Is Social Media Making Your Teen Depressed?
Published: Dec. 9, 2019
The average teen spends nine hours a day in front of a screen, more time than they spend sleeping. About a third of that time is spent on social media. Recently, concerns have arisen over the connection between teens’ social media use and their mental health, with many parents asking if social media is making their child anxious and depressed.
The amount of time spent on social media doesn’t correlate to increased or decreased anxiety and depression. However, what teens are consuming on social media can have a negative impact on their mental health. Many teens suffer from FOMO, or fear of missing out. Social media often features filtered, false portrayals of life, making teens feel like their lives are lackluster. Teens might also see posts of friends spending time without them and feel excluded.
Social media, sleep and physical activity
Sleep and exercise – two activities that have positive effects on mental health – can help stave off anxiety and depression. But social media use has been found to disrupt both activities, especially in girls, who deal more frequently with digital drama and cyberbullying than boys. The more time teens spend on their screens, the less time they spend sleeping or being physically active.
Lack of sleep affects memory and mood. It can increase stress levels and lead to impaired driving. Lack of exercise can cause immediate or future health problems and affect motivation and self-esteem. Our bodies need restorative sleep to function, and exercise introduces routine, which helps combat depression. Limited exercise also means teens lack an outlet to tire themselves out and sleep better. If your teen struggles with both, help them focus on improving sleep first, and then help them tackle physical activity. Get moving as a family, even if it’s just for a 15-minute walk. Every bit counts.
Make a family media agreement
Not all social media use is bad. It’s how teens communicate with friends and stay informed. When we ask teens to limit their social media use, we’re essentially asking them to limit their exposure to their friends. Some limits might be healthy, but they won’t necessarily see it that way.
Many families create media agreements, which include rules for social media use. Coming up with an agreement should be a conversation approached with empathy. If you don’t try to understand why social media is important to your teen, they may rebel. Acknowledge that you know how important it is to them to stay in touch with their friends, but that you’d also like to spend more time as a family without being on your phones. Have replacement lifelines or activities in place – game nights, family hikes or bike rides, reading, cooking together – that are supportive enough for them to cope with the changes.
Practice what you preach
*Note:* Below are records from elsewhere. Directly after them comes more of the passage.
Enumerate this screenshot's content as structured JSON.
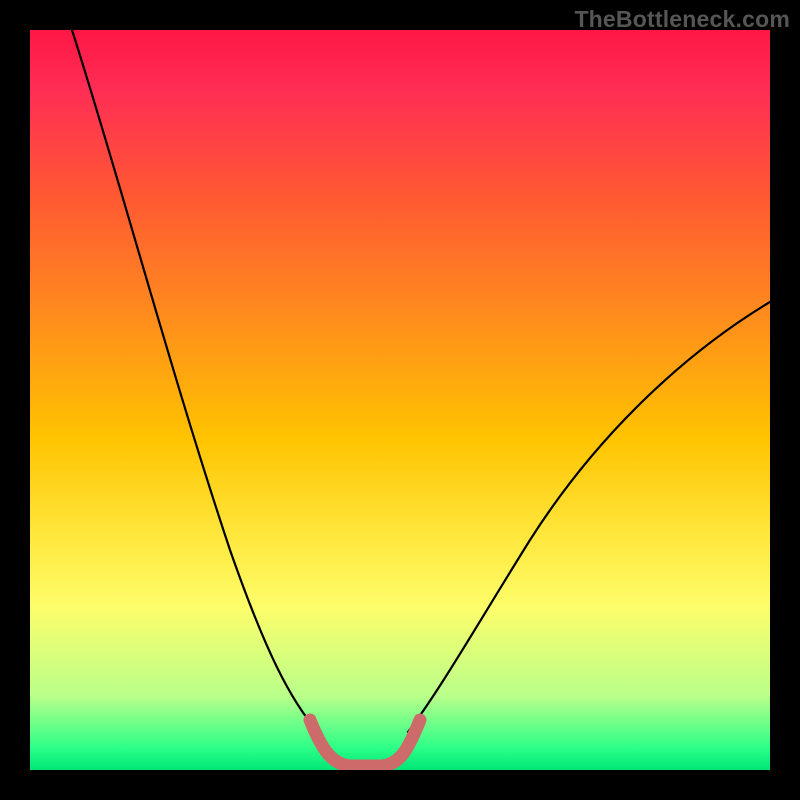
{
  "watermark": "TheBottleneck.com",
  "chart_data": {
    "type": "line",
    "title": "",
    "xlabel": "",
    "ylabel": "",
    "xlim": [
      0,
      100
    ],
    "ylim": [
      0,
      100
    ],
    "grid": false,
    "legend": false,
    "series": [
      {
        "name": "left-branch",
        "color": "#000000",
        "x": [
          6,
          10,
          14,
          18,
          22,
          26,
          30,
          32,
          34,
          36,
          38,
          40
        ],
        "values": [
          100,
          85,
          68,
          53,
          40,
          28,
          17,
          12,
          8,
          5,
          3,
          1
        ]
      },
      {
        "name": "valley-floor",
        "color": "#c95b5b",
        "x": [
          38,
          40,
          42,
          44,
          46,
          48,
          50,
          52
        ],
        "values": [
          5,
          1,
          0,
          0,
          0,
          0,
          1,
          5
        ]
      },
      {
        "name": "right-branch",
        "color": "#000000",
        "x": [
          50,
          54,
          58,
          62,
          66,
          72,
          78,
          86,
          94,
          100
        ],
        "values": [
          1,
          6,
          12,
          18,
          24,
          32,
          40,
          50,
          58,
          63
        ]
      }
    ],
    "gradient_stops": [
      {
        "offset": 0,
        "color": "#ff1744"
      },
      {
        "offset": 22,
        "color": "#ff5733"
      },
      {
        "offset": 55,
        "color": "#ffc300"
      },
      {
        "offset": 78,
        "color": "#fdfd6a"
      },
      {
        "offset": 100,
        "color": "#00e676"
      }
    ]
  }
}
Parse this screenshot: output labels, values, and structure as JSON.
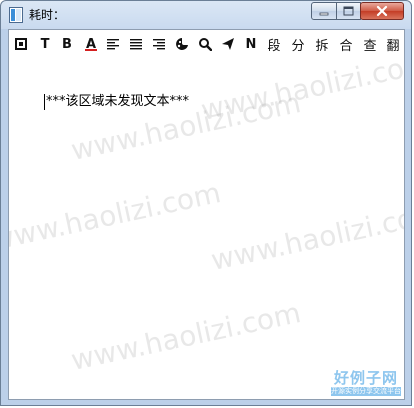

Parents need to be careful not to set too strict of limits on social media use. The goal is to create realistic rules that help teens be more responsible and resilient. More importantly, parents should practice what they preach – 51% of teens say that they often notice a parent or caregiver distracted by their own phone during conversations. Other ways to help your teen include:
- Getting active as a family
- Putting away phones at the dinner table
- Teaching them how to connect with people outside of social media
- Reminding them that they’re representing their family
- Monitoring their apps
- Watching out for red flags, such as phone hoarding, changing passcodes and deleting messages
With 54% of teens believing they spend too much time on their phones, they, too, can take steps to limit their use and stay safe on social media. Suggest that they:
- Put their phone away when talking to someone
- Don’t check messages and notifications as soon as they wake
- Don’t post dramatic or attention-seeking posts
- Limit friends on apps to people they know personally
- Limit sharing personal information
- Don’t post questionable or inappropriate photographs
Seeking professional help
If you still feel like your teen’s social media use and mental health aren’t improving, it might be time to seek out a counselor. A counselor will focus on the underlying issues that contribute to overuse. Your teen might need help coping with FOMO or depression, or they might need help making friends. A counselor can help them work on their social skills, limiting social media use as a step in that process.
There isn’t one answer to protecting your teen’s health when it comes to social media. When in doubt, educate, empathize and work together as a family.